Carbon flows between each reservoir in an exchange called the carbon cycle, which has slow and fast components. Any change in the cycle that shifts carbon out of one reservoir puts more carbon in the other reservoirs. Changes that put carbon gases into the atmosphere result in warmer temperatures on Earth.
Carbon Cycle on Land
Carbon in the atmosphere is present in the form of carbon dioxide. Carbon enters the atmosphere through natural processes such as respiration and industrial applications such as burning fossil fuels. The process of photosynthesis involves the absorption of CO2 by plants to produce carbohydrates. The equation is as follows:
CO2 + H2O + energy → CH2O +O2
Carbon compounds are passed along the food chain from the producers to consumers. The majority of the carbon exists in the body in the form of carbon dioxide through respiration. The role of decomposers is to eat the dead organism and return the carbon from their body back into the atmosphere. The equation for this process is:
CH2O +O2 → CO2 + H2O
Oceanic Carbon Cycle
This is essentially a carbon cycle but in the sea. Ecologically, oceans take in more carbon than it gives out. Hence, it is called a “carbon sink.” Marine animals convert carbon to calcium carbonate and this forms the raw building materials require to create hard shells, similar to the ones found in clams and oysters.
When organisms with calcium carbonate shells die, their body decomposes, leaving behind their hard shells. These accumulate on the seafloor and are eventually broken down by the waves and compacted under enormous pressure, forming limestone.
When these limestone rocks are exposed to air, they get weathered and the carbon is released back into the atmosphere as carbon dioxide.
Importance of Carbon Cycle
Even though carbon dioxide is found in small traces in the atmosphere, it plays a vital role in balancing the energy and traps the long-wave radiations from the sun. Therefore, it acts like a blanket over the planet. If the carbon cycle is disturbed it will result in serious consequences such as climatic changes and global warming.

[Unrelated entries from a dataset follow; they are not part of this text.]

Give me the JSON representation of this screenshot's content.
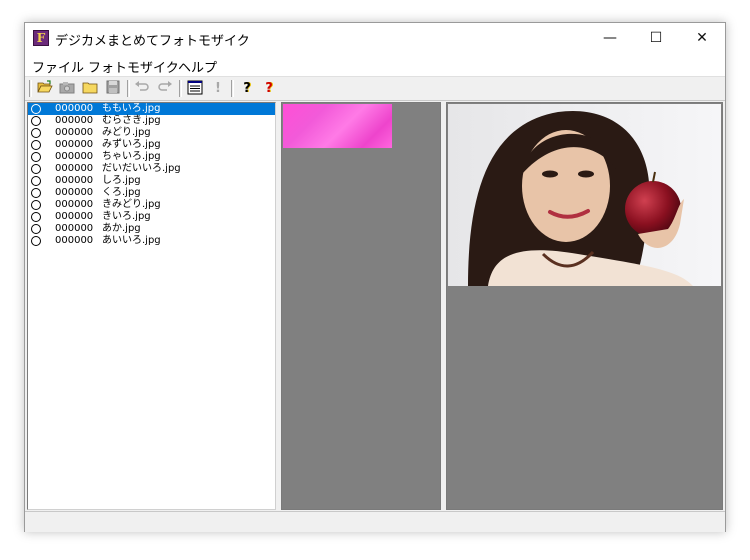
{
  "window": {
    "title": "デジカメまとめてフォトモザイク",
    "app_icon_letter": "F",
    "controls": {
      "minimize": "—",
      "maximize": "☐",
      "close": "✕"
    }
  },
  "menu": {
    "items": [
      "ファイル",
      "フォトモザイク",
      "ヘルプ"
    ]
  },
  "toolbar": {
    "icons": [
      "open-folder-icon",
      "camera-icon",
      "folder-icon",
      "save-icon",
      "undo-icon",
      "redo-icon",
      "list-icon",
      "exclamation-icon",
      "help-icon",
      "context-help-icon"
    ],
    "glyphs": {
      "help": "?",
      "context_help": "?",
      "exclamation": "!"
    }
  },
  "file_list": {
    "selected_index": 0,
    "rows": [
      {
        "count": "000000",
        "name": "ももいろ.jpg"
      },
      {
        "count": "000000",
        "name": "むらさき.jpg"
      },
      {
        "count": "000000",
        "name": "みどり.jpg"
      },
      {
        "count": "000000",
        "name": "みずいろ.jpg"
      },
      {
        "count": "000000",
        "name": "ちゃいろ.jpg"
      },
      {
        "count": "000000",
        "name": "だいだいいろ.jpg"
      },
      {
        "count": "000000",
        "name": "しろ.jpg"
      },
      {
        "count": "000000",
        "name": "くろ.jpg"
      },
      {
        "count": "000000",
        "name": "きみどり.jpg"
      },
      {
        "count": "000000",
        "name": "きいろ.jpg"
      },
      {
        "count": "000000",
        "name": "あか.jpg"
      },
      {
        "count": "000000",
        "name": "あいいろ.jpg"
      }
    ]
  },
  "colors": {
    "selection": "#0078d7",
    "pane_background": "#808080",
    "tile_pink": "#f25ad9"
  }
}
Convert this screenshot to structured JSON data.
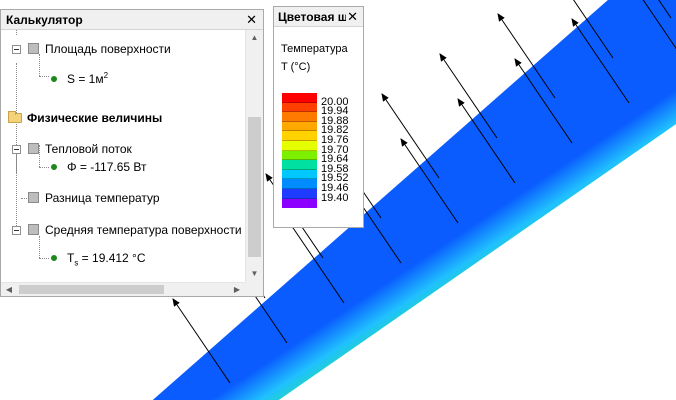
{
  "calculator": {
    "title": "Калькулятор",
    "items": [
      {
        "label": "Площадь поверхности"
      },
      {
        "value_prefix": "S = 1м",
        "value_sup": "2"
      },
      {
        "label": "Физические величины"
      },
      {
        "label": "Тепловой поток"
      },
      {
        "value": "Φ = -117.65 Вт"
      },
      {
        "label": "Разница температур"
      },
      {
        "label": "Средняя температура поверхности"
      },
      {
        "value_prefix": "T",
        "value_sub": "s",
        "value_suffix": " = 19.412 °C"
      }
    ]
  },
  "scale": {
    "title": "Цветовая ш...",
    "quantity": "Температура",
    "unit": "T (°C)",
    "labels": [
      "20.00",
      "19.94",
      "19.88",
      "19.82",
      "19.76",
      "19.70",
      "19.64",
      "19.58",
      "19.52",
      "19.46",
      "19.40"
    ],
    "colors": [
      "#ff0000",
      "#ff4000",
      "#ff7a00",
      "#ffa800",
      "#ffd200",
      "#e6ff00",
      "#7df000",
      "#00e0a0",
      "#00c8ff",
      "#008cff",
      "#1e3cff",
      "#8c00ff"
    ]
  },
  "icons": {
    "close": "close-icon",
    "expander": "collapse-icon",
    "folder": "folder-icon",
    "node": "node-icon",
    "value": "value-dot-icon"
  }
}
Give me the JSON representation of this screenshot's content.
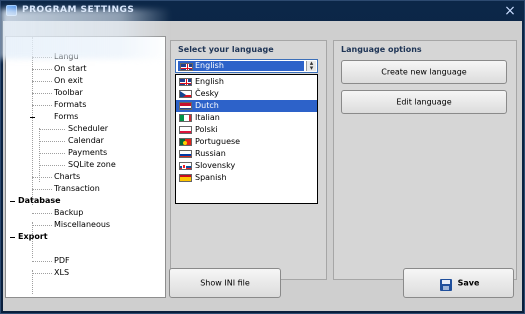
{
  "window": {
    "title": "PROGRAM SETTINGS",
    "close_glyph": "×"
  },
  "tree": {
    "items": [
      {
        "label": "Langu"
      },
      {
        "label": "On start"
      },
      {
        "label": "On exit"
      },
      {
        "label": "Toolbar"
      },
      {
        "label": "Formats"
      },
      {
        "label": "Forms"
      },
      {
        "label": "Scheduler"
      },
      {
        "label": "Calendar"
      },
      {
        "label": "Payments"
      },
      {
        "label": "SQLite zone"
      },
      {
        "label": "Charts"
      },
      {
        "label": "Transaction"
      },
      {
        "label": "Database"
      },
      {
        "label": "Backup"
      },
      {
        "label": "Miscellaneous"
      },
      {
        "label": "Export"
      },
      {
        "label": "PDF"
      },
      {
        "label": "XLS"
      }
    ]
  },
  "language_group": {
    "title": "Select your language",
    "selected": "English",
    "options": [
      {
        "label": "English",
        "flag": "uk-flag"
      },
      {
        "label": "Česky",
        "flag": "czech-flag"
      },
      {
        "label": "Dutch",
        "flag": "dutch-flag"
      },
      {
        "label": "Italian",
        "flag": "italian-flag"
      },
      {
        "label": "Polski",
        "flag": "polish-flag"
      },
      {
        "label": "Portuguese",
        "flag": "portuguese-flag"
      },
      {
        "label": "Russian",
        "flag": "russian-flag"
      },
      {
        "label": "Slovensky",
        "flag": "slovak-flag"
      },
      {
        "label": "Spanish",
        "flag": "spanish-flag"
      }
    ],
    "highlighted": "Dutch"
  },
  "options_group": {
    "title": "Language options",
    "create_label": "Create new language",
    "edit_label": "Edit language"
  },
  "footer": {
    "show_ini_label": "Show INI file",
    "save_label": "Save"
  },
  "colors": {
    "selection": "#2d62c9",
    "title_bar": "#0c2748",
    "group_title": "#1f3556"
  }
}
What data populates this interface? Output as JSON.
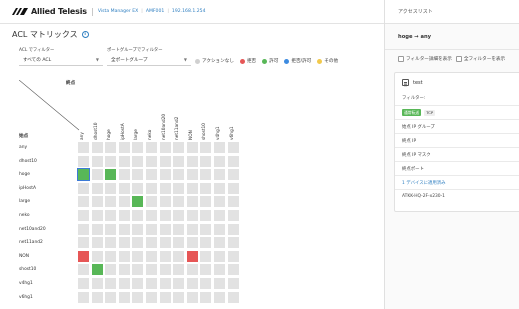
{
  "header": {
    "brand": "Allied Telesis",
    "product": "Vista Manager EX",
    "device": "AMF001",
    "ip": "192.168.1.254"
  },
  "page": {
    "title": "ACL マトリックス",
    "info_icon": "i"
  },
  "filters": {
    "acl_label": "ACL でフィルター",
    "acl_value": "すべての ACL",
    "port_label": "ポートグループでフィルター",
    "port_value": "全ポートグループ"
  },
  "legend": [
    {
      "label": "アクションなし",
      "color": "#d0d0d0"
    },
    {
      "label": "拒否",
      "color": "#e65656"
    },
    {
      "label": "許可",
      "color": "#58b757"
    },
    {
      "label": "拒否/許可",
      "color": "#3d8be0"
    },
    {
      "label": "その他",
      "color": "#f2c94c"
    }
  ],
  "matrix": {
    "dest_label": "終点",
    "src_label": "始点",
    "columns": [
      "any",
      "dhost10",
      "hoge",
      "ipHostA",
      "large",
      "neko",
      "net10and20",
      "net11and2",
      "NON",
      "shost10",
      "v4hg1",
      "v6hg1"
    ],
    "rows": [
      "any",
      "dhost10",
      "hoge",
      "ipHostA",
      "large",
      "neko",
      "net10and20",
      "net11and2",
      "NON",
      "shost10",
      "v4hg1",
      "v6hg1"
    ],
    "marked": [
      {
        "row": 2,
        "col": 0,
        "status": "許可",
        "selected": true
      },
      {
        "row": 2,
        "col": 2,
        "status": "許可"
      },
      {
        "row": 4,
        "col": 4,
        "status": "許可"
      },
      {
        "row": 8,
        "col": 0,
        "status": "拒否"
      },
      {
        "row": 8,
        "col": 8,
        "status": "拒否"
      },
      {
        "row": 9,
        "col": 1,
        "status": "許可"
      }
    ]
  },
  "panel": {
    "title": "アクセスリスト",
    "selection": "hoge → any",
    "chk_detail": "フィルター詳細を表示",
    "chk_all": "全フィルターを表示",
    "card": {
      "name": "test",
      "filter_label": "フィルター:",
      "tag_action": "通常転送",
      "tag_proto": "TCP",
      "rows": [
        "始点 IP グループ",
        "終点 IP",
        "終点 IP マスク",
        "終点ポート"
      ],
      "apply_link": "1 デバイスに適用済み",
      "device": "ATKK-HQ-2F-x230-1"
    }
  },
  "colors": {
    "accent": "#2f7fc1",
    "permit": "#58b757",
    "deny": "#e65656",
    "empty": "#e2e2e2"
  }
}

Carbon is an integral component of every life form on earth. From proteins and lipids to even our DNA. Furthermore, all known life on earth is based on carbon. Hence, the carbon cycle, along with the nitrogen cycle and oxygen cycle, plays a vital role in the existence of life on earth.